Review: Stir Kinetic smart desk makes you stand up
NEW YORK (AP) — You may want to sit down for this. Then get up. Then sit down again.
That's because there's a desk out there that tells you to do exactly that.
The Stir Kinetic is probably the world's first "smart" desk. It has a built-in touch screen, so you can see this either as a desk with a smartphone in it or a smartphone with a desk attached.
Why does a desk need to be smart? One answer is that it has motors and needs smarts to control them. The motors raise and lower the desk surface. You program it with the height you need for sitting and the height you need for standing. It moves, quietly, between them.
The other reason the desk needs smarts is that you don't have them. Well, not you, in particular, but people like you. Apparently we know that sitting all day is not good for us, but when we get motorized desks, we don't use them very much.
"Users were, in general, positive to the worktables, but showed poor compliance in using them," as some Swedish researchers put it in 2005.
Stir was founded by a former Apple engineer, making it sort of like the Nest thermostat of desks.

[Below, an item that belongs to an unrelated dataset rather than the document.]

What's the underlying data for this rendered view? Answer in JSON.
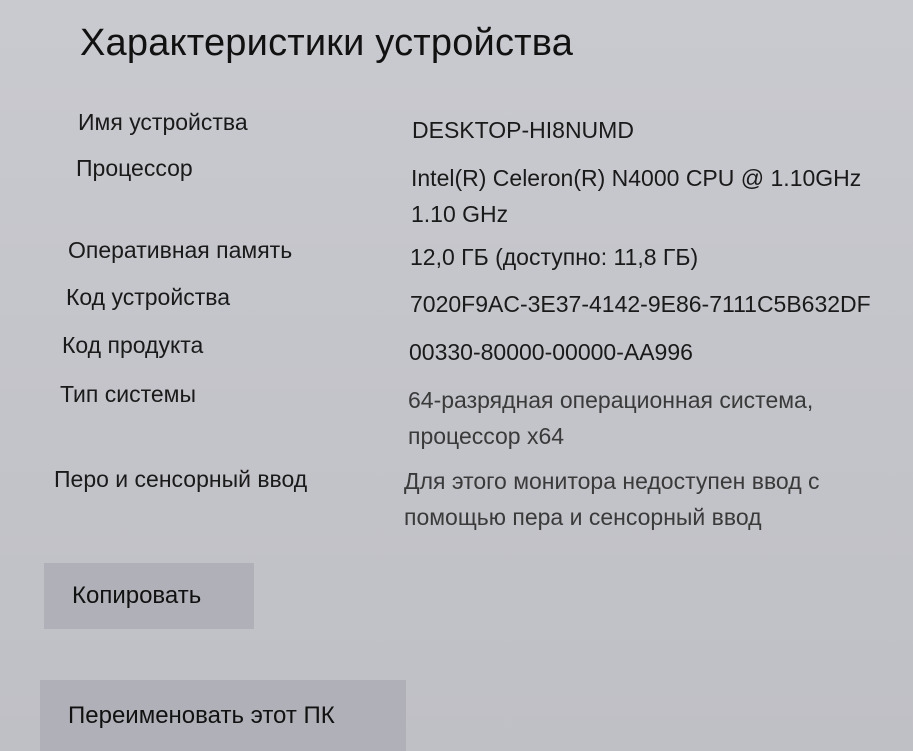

Both are everyday objects imbued with top-notch software. The Nest figures out when you're home and varies the temperature accordingly; the Stir desk knows if you're in front of it.
The Stir knows if it's at the standing or sitting level and keeps track of how long you've been in that position. After 20 minutes or whatever interval you select, it will tell you to switch positions. It does so by "breathing" — it gently moves up an inch, then settles down. Nothing further happens unless you tap the touch screen twice to confirm you want to change positions.
You can buy a "dumb" motorized standing desk for $1,500. There are also some nifty designs with mechanical counterbalances for the same price. There was even a Kickstarter crowdfunding campaign offering a bare-bones motorized table for $369.
The Stir Kinetic costs $3,890, plus tax and $299 for shipping. So if you disregard the other qualities of the desk (and the white-glove delivery service), you're paying more than $2,000 for its smarts, which do the same thing as any number of free timer apps.
A standing desk isn't going to do you any good on its own, says Alan Hedge, a professor of ergonomics at Cornell University. What helps is moving around a lot and switching positions.
"If you're sitting in a static posture or standing in a static posture, that's not particularly helpful, because muscles fatigue very quickly and the circulatory system is not being helped," Hedge says. "When you're moving around ... it activates what's called the muscle pump that helps to return blood back to the heart."
So the $2,000 question here is whether you have the willpower and presence of mind to do that without a smart desk reminding you and helping you track your behavior.
I used the Stir for a week, and the benefits of the sit-stand regime were pretty obvious. I felt more alert at work and less tired at the end of each day. I'm less sure about the benefit of the reminders. They tended to come at the wrong times. Bloated with lunch, I didn't want to stand up. When on a roll, I didn't want to sit down.
The Stir is supposed to learn your habits, much like the Nest. But it takes four weeks for it to get your measure and start to use that knowledge to time its prompts. As I had it for only a week, I couldn't test this feature.
I was, of course, popular in the office that week. Everyone came by to look at the fancy new desk with its shiny, Apple-like white acrylic top. I was happy to demonstrate its features, which include USB and traditional AC power outlets hidden under lids. There's plenty of space to hide your laptop power brick under these lids, too.
Through the touch screen, you can connect the desk to Wi-Fi so it can download software updates. If you use a Fitbit exercise band, you can also have it send your standing times to Fitbit.com, which computes how many calories you've used that way.
All in all, it was a very pleasant experience. The worst I can say is that the touch screen is fairly sensitive and reacts not just to finger touches, but also to random objects landing on it. If a book, phone or pen edges on to the screen, it can start the desk surface moving. The company says it shouldn't be happening.
My remedy was to lock the screen by swiping down. This adds the extra step of unlocking it when you want to change positions.
But the question remains in my mind: Would I feel just as good with a $1,500 sit-stand desk that doesn't remind me to move?
If money is no object, by all means get the Stir. But there's quite a bit happening in the world of sit-stand desks, as evidenced by the recent Kickstarter campaign. It wouldn't surprise me if desks that are cheaper, but just as capable, are just around the corner.
Peter Svensson can be reached at http://twitter.com/petersvensson